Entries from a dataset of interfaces
=-=-=-=-=

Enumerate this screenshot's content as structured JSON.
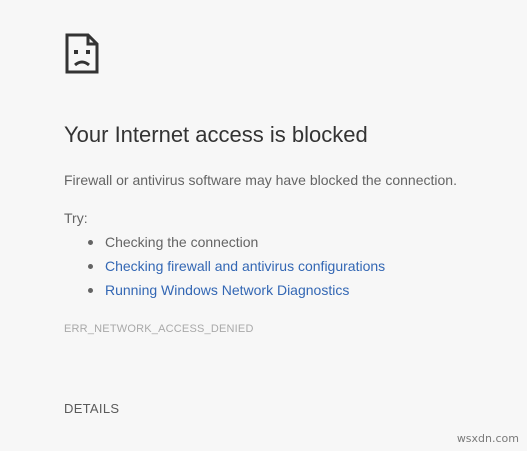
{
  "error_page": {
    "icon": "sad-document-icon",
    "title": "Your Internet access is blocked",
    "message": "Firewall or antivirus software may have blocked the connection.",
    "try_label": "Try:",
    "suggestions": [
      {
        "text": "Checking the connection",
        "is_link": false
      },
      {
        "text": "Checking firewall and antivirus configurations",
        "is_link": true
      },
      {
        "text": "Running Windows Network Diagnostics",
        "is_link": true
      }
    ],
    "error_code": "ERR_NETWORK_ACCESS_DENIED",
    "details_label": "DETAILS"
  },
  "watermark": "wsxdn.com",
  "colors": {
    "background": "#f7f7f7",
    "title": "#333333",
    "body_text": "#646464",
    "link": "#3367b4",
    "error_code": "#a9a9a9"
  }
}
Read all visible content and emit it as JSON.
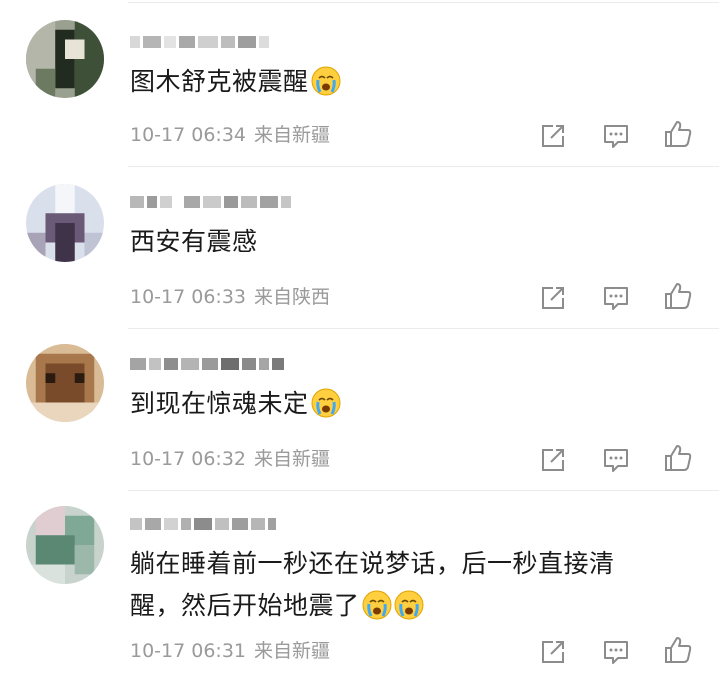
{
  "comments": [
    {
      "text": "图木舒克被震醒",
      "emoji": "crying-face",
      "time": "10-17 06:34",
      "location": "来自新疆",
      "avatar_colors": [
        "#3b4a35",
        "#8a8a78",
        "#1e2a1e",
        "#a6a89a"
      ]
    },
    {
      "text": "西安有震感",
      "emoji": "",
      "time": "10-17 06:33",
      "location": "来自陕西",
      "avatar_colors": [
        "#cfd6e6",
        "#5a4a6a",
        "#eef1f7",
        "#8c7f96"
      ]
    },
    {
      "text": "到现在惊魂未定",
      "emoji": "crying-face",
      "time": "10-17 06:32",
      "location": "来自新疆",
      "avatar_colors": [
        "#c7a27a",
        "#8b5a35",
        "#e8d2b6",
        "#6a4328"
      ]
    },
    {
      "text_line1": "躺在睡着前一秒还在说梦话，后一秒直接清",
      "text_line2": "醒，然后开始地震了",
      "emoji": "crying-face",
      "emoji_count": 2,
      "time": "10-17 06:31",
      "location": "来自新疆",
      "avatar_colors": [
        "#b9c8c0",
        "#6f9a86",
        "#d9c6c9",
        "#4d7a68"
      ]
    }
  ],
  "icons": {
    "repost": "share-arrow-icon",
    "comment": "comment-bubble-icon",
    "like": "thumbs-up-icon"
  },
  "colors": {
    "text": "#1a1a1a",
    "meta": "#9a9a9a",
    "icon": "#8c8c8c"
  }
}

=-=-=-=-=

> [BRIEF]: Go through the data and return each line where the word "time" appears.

> [THE ANSWER]:
      "time": "10-17 06:34",
      "time": "10-17 06:33",
      "time": "10-17 06:32",
      "time": "10-17 06:31",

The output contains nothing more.